- Stop Reading Web Stats: While it’s nice that when I write a blog post, a big bunch of people turn up to read it, that’s just weird for me. I started blogging when there were like 300 blogs online, total. I blogged before there was blogging software; I hacked a guest book script to do it. I still write for an audience of 50, and that’s how many lovely people I like to pretend are reading.
- Turn Off Twitter Notifications: Lots of interesting people turn up in my @replies or are re-tweeted by the small, trusted circle I already follow, and I find them organically. I don’t need the ego pat of knowing when someone new finds my Twitter account.
- Turn Off Google Alerts: Likewise, I don’t need to know every time someone mentions my name. Often what’s said is wrong, offensive, or just so weird it’s more harmful than helpful. When I want fucking moronic, I read 4chan.
- Say No to Blog Interviews: Like newspapers and magazines, one has no control over what comes out on the other side, but I’m sad to say that in my experience bloggers are more problematic. Often the result enrages me. Very rarely does it make me happy.
I feel compelled to point out that the Smashing thing angered me not because of anything Lee Munroe did, but because of editorial choices on the part of Smashing.

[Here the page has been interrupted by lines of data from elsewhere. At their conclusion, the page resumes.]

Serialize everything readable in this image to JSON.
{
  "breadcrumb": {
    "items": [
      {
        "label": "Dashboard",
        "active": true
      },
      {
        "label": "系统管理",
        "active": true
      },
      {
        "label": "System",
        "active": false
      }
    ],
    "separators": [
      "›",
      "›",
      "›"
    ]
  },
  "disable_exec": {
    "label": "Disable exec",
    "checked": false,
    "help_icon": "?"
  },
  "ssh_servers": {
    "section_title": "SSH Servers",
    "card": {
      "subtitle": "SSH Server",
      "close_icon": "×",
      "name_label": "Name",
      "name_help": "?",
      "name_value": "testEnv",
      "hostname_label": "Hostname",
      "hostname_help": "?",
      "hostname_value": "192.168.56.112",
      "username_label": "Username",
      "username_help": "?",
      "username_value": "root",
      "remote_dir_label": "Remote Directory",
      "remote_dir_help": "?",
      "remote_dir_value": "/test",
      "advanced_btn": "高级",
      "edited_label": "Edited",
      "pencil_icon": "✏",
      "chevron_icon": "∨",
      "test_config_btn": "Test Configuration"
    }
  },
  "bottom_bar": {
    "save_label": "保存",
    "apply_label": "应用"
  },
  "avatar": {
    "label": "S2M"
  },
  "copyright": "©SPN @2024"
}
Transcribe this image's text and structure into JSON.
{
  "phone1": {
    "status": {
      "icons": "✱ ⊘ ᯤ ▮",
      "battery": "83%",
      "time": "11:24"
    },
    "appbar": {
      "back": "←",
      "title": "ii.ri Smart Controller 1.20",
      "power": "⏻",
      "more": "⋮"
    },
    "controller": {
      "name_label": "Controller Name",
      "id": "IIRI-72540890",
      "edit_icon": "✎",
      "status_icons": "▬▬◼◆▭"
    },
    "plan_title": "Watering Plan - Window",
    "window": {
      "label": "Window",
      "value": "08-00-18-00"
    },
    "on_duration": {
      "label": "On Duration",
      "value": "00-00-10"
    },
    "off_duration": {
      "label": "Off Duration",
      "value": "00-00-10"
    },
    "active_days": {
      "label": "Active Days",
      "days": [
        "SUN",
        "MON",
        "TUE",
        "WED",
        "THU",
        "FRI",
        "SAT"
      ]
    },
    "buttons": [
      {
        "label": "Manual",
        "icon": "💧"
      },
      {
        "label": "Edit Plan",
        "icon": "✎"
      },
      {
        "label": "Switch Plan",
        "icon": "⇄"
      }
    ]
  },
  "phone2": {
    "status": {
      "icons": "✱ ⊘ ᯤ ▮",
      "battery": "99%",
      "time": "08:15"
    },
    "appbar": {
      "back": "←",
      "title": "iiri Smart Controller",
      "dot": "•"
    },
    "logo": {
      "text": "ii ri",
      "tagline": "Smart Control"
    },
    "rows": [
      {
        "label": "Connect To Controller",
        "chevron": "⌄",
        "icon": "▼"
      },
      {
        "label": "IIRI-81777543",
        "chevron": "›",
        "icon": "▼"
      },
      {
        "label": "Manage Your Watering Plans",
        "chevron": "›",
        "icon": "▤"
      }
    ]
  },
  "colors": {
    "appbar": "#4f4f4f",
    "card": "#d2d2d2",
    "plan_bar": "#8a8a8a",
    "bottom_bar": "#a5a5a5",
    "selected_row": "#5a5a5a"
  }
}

Not a single site of mine (and Lee sent in several) made it to the showcase part of an article called Showcase of Web Design in Ireland. Either I’m good enough to make the cut, including the showcase, or I’m not. Keeping my words but cutting my work smacks of tokenism, and I’m done with that.
Granted, I am sensitive to this issue because the context in which I am most likely to be mentioned is as a “Top Female Web Designer.” The web is awash with female web designers; I do not understand the compulsion to gather us together and stick us in a special little ghetto. I don’t want to be praised for my gender; I want to be respected for my work on its own merits.
Having said that, I’m perfectly cognisant of my abilities. I punch solidly in my weight class, but I am not a top-tier web designer. I create very nice, very usable sites for great people at nifty companies at an accessible price, and that is good enough for me.
No matter what Google Alerts may try to tell me.